TASK REQUIREMENTS.
Which lines in the data below contain the word "JSON"? Copy each of them.

RECORD SET.
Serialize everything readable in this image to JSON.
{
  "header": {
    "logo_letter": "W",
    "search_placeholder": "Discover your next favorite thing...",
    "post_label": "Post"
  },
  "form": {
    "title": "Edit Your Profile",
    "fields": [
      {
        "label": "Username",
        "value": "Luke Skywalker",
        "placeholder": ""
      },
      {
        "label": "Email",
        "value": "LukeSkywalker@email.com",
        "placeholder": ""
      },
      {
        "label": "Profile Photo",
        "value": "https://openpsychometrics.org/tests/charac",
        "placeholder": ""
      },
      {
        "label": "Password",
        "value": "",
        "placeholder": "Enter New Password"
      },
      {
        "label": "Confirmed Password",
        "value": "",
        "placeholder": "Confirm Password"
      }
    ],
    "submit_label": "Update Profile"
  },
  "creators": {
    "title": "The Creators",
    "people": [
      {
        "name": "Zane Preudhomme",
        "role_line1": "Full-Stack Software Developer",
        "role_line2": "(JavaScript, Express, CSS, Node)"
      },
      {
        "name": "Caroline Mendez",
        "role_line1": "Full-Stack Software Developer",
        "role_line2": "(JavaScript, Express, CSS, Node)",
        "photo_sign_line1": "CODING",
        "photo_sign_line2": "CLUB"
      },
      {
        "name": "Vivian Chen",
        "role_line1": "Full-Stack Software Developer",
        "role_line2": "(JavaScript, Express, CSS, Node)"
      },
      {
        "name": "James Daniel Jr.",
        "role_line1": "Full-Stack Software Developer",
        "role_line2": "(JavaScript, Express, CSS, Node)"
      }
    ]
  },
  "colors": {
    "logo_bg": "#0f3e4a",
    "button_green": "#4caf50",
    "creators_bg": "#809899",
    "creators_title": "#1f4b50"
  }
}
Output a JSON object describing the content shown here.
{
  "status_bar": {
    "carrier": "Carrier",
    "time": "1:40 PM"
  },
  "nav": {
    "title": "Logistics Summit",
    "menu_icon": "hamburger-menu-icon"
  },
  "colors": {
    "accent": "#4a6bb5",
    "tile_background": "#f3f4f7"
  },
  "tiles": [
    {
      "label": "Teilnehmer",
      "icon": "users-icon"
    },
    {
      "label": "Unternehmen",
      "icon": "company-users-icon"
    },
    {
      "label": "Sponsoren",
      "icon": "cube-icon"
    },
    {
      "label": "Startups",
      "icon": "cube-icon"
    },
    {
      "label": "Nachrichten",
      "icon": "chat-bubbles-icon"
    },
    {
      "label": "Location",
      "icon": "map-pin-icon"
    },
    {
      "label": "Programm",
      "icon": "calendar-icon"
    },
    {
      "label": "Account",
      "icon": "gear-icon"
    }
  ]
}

WRITTEN RESPONSE.
Serialize everything readable in this image to JSON.
Output a JSON object describing the content shown here.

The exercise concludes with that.